Thursday, October 30, 2008

How to Break an Ankle, Part 10

(Grandmother Dorothy and my father, Bronxville, N.Y., 1957)

My mother's family history is simple and straightforward: They came to this country in early 20th century from Poland, where my mother's parents were born, peasants, like countless generations before them.
My father's family tree is more complicated and mysterious, its trunk and lower branches obscured in the ground fog of time. What little we know about the paternal line is something we'd rather not know at all. You wouldn't either if you found out Booker T. Washington was a slave on your ancestors' Virginia plantation. While Booker T. was working for The Man - James Burroughs – my father's mother's Irish and Scottish ancestors were on the Oregon Trail. They became pioneers in Oregon, Washington and Alaska and seafarers who sailed the China route. At the time my mother's mother was boarding a steamship for America, my paternal great-great-grandmother, Ada Woodruff Anderson, was churning out novels about adventure in the Northwest. Her daughter, Great-grandmother McCully, would become a writer, too, mostly of gardening books and articles. Her daughter – my grandmother Dorothy – never published but was a writer at heart, an avid reader and the composer of great letters. She would have a profound influence on my career, although this would not be apparent until years after that summer of '69 in California.

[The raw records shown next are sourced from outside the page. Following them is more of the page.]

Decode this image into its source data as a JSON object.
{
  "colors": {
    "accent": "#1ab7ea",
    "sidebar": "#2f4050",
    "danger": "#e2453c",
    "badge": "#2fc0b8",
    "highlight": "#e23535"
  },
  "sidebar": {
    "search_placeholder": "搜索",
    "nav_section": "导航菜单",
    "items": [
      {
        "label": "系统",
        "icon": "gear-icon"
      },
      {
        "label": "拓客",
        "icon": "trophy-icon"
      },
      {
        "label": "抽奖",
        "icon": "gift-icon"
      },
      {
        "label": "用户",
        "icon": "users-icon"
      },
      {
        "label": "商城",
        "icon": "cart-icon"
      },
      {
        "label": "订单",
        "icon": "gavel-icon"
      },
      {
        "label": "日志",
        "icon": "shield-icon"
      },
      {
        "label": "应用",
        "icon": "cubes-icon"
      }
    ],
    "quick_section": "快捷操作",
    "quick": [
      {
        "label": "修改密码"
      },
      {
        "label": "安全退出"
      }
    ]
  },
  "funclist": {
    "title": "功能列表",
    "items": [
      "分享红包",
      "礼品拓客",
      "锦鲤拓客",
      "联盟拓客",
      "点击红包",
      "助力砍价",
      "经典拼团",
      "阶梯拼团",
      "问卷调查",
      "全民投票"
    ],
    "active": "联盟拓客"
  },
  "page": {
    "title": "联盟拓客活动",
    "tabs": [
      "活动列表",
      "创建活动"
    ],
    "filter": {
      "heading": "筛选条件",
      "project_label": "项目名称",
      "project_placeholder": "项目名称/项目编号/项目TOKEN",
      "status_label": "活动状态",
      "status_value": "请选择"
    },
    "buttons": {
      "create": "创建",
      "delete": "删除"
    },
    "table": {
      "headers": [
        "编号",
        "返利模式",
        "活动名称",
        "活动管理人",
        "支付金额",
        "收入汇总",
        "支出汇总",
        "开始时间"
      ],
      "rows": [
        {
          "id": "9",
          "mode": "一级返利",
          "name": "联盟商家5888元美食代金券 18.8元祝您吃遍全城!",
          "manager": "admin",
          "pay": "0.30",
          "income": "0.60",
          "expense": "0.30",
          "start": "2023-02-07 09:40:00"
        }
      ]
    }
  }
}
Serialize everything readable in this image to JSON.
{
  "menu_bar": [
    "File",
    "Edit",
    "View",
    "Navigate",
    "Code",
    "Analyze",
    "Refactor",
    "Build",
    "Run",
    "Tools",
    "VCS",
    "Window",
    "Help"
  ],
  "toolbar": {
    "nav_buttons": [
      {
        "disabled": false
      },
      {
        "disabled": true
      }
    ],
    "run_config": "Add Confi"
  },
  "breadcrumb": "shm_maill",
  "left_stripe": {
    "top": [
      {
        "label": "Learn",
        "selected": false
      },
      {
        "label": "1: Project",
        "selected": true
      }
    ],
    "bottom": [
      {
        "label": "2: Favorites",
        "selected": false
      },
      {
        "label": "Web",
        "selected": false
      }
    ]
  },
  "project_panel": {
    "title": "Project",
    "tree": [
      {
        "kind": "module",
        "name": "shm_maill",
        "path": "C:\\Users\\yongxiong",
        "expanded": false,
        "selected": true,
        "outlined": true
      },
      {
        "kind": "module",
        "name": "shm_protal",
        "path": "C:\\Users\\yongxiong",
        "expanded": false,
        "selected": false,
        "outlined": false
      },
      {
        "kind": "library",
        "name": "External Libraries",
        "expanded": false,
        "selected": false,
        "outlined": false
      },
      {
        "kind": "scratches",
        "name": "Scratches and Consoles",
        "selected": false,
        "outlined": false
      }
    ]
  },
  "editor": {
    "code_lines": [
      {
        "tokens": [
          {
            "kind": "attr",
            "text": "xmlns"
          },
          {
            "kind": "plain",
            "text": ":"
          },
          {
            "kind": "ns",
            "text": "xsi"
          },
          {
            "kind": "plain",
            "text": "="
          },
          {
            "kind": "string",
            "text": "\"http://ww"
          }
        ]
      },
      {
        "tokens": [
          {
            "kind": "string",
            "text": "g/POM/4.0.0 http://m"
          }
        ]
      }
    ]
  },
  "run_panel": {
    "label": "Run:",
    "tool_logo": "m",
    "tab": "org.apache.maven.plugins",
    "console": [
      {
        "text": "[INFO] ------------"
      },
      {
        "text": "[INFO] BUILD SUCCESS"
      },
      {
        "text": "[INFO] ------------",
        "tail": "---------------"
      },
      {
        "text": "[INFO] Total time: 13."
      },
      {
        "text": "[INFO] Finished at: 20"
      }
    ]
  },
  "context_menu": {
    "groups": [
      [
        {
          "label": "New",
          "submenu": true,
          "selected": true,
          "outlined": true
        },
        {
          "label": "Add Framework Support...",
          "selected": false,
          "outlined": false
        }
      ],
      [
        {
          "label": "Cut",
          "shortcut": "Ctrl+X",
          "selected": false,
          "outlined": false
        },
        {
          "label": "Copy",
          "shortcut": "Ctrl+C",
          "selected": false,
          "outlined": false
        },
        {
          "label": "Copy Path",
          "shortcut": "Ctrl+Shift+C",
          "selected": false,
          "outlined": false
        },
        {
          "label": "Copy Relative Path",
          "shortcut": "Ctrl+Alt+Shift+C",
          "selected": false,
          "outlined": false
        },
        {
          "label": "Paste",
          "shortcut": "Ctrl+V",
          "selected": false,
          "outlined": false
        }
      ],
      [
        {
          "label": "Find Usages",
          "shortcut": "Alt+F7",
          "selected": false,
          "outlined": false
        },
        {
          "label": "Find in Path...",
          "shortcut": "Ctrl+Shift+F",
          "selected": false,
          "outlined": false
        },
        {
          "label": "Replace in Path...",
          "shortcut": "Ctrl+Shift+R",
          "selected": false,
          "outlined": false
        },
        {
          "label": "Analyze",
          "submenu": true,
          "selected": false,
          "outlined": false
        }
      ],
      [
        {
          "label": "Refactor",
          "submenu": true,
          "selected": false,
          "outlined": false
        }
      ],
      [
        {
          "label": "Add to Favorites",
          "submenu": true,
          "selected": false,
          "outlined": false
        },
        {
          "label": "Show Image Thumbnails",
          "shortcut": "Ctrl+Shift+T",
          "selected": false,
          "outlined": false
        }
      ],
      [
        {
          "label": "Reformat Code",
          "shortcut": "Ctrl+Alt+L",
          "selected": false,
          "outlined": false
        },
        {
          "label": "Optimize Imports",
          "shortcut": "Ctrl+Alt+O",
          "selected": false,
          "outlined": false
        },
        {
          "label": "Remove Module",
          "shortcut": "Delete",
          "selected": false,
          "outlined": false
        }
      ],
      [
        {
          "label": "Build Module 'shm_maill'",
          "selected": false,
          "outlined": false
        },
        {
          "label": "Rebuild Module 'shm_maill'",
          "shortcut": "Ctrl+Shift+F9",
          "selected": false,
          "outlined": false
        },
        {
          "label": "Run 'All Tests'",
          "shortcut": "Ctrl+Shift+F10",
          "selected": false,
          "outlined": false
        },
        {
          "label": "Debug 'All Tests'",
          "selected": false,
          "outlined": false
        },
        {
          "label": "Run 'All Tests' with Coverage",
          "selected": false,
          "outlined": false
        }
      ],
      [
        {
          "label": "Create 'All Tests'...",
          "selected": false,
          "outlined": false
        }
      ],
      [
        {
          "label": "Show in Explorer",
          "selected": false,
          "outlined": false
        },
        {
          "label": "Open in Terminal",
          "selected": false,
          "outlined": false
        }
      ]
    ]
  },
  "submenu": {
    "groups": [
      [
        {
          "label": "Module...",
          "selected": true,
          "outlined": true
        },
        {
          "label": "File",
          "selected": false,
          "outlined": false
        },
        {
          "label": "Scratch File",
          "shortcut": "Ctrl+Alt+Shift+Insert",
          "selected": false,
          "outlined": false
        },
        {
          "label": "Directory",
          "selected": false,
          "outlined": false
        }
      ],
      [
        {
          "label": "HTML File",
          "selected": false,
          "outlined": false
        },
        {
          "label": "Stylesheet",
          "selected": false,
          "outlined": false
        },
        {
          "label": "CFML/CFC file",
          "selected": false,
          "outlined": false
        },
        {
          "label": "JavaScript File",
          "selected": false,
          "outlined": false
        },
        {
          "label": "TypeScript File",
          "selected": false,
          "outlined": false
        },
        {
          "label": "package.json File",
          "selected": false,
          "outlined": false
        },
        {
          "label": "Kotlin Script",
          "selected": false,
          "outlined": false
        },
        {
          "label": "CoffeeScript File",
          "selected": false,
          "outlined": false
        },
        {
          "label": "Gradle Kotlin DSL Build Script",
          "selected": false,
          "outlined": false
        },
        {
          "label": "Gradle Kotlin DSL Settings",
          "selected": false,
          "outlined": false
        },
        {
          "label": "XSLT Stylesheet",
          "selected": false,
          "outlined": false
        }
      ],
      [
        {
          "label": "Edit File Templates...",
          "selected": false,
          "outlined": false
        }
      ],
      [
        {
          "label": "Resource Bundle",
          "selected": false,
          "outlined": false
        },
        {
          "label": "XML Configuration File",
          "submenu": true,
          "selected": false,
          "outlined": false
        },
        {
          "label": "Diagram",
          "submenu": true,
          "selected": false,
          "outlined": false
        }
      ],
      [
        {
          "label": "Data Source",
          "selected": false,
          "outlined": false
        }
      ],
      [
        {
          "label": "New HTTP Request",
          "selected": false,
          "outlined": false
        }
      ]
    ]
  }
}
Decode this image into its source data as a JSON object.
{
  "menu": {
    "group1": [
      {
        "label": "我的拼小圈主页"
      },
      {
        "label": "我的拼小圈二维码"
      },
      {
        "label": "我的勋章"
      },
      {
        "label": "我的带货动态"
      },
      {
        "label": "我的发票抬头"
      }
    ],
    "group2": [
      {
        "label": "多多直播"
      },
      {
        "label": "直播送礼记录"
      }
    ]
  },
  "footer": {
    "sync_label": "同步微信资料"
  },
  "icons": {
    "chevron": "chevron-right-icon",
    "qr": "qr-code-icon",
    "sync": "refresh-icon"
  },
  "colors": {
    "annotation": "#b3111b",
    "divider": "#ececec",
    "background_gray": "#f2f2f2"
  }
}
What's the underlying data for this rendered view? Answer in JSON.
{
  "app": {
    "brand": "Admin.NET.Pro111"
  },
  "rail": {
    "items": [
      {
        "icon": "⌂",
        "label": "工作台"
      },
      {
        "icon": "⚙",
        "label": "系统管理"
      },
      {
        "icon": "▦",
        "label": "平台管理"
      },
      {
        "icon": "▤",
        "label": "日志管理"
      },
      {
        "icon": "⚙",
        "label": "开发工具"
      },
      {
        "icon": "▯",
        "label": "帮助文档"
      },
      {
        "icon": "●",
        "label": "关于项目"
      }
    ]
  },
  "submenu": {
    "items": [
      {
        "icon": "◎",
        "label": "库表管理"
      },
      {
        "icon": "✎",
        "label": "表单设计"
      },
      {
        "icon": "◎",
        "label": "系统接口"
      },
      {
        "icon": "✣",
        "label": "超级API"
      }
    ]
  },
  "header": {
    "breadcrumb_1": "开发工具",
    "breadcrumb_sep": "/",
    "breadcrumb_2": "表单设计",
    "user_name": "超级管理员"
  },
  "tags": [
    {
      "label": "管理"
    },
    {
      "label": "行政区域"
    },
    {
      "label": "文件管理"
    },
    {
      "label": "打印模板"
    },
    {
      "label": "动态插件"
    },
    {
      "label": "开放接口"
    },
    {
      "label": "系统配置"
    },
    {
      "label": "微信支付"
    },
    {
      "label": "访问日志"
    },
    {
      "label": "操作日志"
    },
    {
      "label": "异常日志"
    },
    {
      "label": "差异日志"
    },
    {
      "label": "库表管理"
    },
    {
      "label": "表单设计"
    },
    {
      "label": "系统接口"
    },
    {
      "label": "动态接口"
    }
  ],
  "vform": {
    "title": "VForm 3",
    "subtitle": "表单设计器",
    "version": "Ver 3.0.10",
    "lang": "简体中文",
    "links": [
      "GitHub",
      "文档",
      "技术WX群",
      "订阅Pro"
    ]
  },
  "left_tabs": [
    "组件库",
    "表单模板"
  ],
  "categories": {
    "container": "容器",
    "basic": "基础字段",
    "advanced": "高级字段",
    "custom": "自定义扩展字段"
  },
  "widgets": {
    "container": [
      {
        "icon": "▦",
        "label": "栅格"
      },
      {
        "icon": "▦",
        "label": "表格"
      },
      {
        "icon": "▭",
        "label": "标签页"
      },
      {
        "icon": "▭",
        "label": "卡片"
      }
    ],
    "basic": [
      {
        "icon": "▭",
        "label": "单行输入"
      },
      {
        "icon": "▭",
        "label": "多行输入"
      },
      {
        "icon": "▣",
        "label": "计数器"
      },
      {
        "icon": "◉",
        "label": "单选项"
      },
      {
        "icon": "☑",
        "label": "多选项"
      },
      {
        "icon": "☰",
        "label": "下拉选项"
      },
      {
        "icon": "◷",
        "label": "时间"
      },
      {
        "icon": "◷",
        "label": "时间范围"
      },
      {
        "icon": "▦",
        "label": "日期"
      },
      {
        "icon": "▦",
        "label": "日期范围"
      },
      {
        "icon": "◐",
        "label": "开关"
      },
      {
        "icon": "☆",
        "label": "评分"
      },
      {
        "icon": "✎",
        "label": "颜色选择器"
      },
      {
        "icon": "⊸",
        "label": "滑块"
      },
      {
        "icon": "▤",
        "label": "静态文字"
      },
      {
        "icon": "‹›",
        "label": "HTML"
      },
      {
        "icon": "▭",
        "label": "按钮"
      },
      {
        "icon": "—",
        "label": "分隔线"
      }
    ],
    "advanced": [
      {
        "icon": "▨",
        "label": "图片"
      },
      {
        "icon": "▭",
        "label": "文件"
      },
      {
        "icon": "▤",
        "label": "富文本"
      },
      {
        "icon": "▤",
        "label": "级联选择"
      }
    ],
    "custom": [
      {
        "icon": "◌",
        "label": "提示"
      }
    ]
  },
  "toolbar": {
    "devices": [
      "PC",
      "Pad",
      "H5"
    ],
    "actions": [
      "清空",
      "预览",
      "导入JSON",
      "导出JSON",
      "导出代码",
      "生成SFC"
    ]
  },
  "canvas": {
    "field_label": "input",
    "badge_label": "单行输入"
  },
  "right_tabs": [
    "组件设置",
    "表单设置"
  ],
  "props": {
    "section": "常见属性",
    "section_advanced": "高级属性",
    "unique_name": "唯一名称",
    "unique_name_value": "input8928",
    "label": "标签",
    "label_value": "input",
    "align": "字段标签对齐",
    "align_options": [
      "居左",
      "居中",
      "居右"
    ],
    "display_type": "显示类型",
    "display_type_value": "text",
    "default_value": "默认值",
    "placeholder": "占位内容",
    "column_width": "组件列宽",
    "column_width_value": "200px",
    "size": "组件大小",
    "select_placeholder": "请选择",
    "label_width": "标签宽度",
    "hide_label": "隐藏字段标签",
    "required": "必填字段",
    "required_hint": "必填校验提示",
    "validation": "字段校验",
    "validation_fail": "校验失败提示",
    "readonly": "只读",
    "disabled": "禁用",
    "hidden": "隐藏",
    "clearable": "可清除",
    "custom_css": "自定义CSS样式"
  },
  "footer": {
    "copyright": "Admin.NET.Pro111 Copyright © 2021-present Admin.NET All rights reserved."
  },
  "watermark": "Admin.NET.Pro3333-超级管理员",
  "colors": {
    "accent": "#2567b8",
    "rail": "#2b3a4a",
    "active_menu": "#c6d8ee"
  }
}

She lived on Bancroft Street in San Diego at the time, an old, quiet neighborhood, with her second husband, Harry, a retired Navy man. It was a house I still walk through and around in my dreams: a garage stacked with dusty curiosities, a miniature house where Gram did her sewing, a lemon tree, a shuffleboard court, and a garden that Harry was constantly tending and watering.

Gram was pencil thin with a constant and broad smile that made her top-heavy. I remember her, there and when she visited us on the East Coast, as delicate and sophisticated, a cigarette and cocktail balancing in her hands like weights on a scale.
I spent a couple of days at their home that August, poking around the garage, playing golf with Harry, and sitting in the porch swing with Gram, and that's where it happened. No, not the broken ankle, but her influence on me: what she would say that would set my course.


Brant said...

Doesn't it seem odd now, men wearing white, starched shirts and ties, and women in dresses and pearls at cocktail hour? I have a photo of my grandfather from the early 1900s. He had been out on a lake and was standing with a string of fish he had caught - and was wearing a white shirt and a tie.

Park Burroughs said...

My father used to make us dress as if we were going to a state funeral every time we got on a train or a plane.

Brant said...

Because if the plane went down and they drug out your corpse, he wanted the people from the morgue to say, "Those Burroughs folks must be good people. Look how well this boy was dressed." ;)

Anonymous said...

Travel by air has changed dramatically over the years. When I began to travel regularly on business in the early 70s, suits, or jackets and ties were the norm, as were lots of open seats. The planes were clean, mostly on time and service from the cabin staff (all females back then)was cordial and efficient. Ahh for the good old days....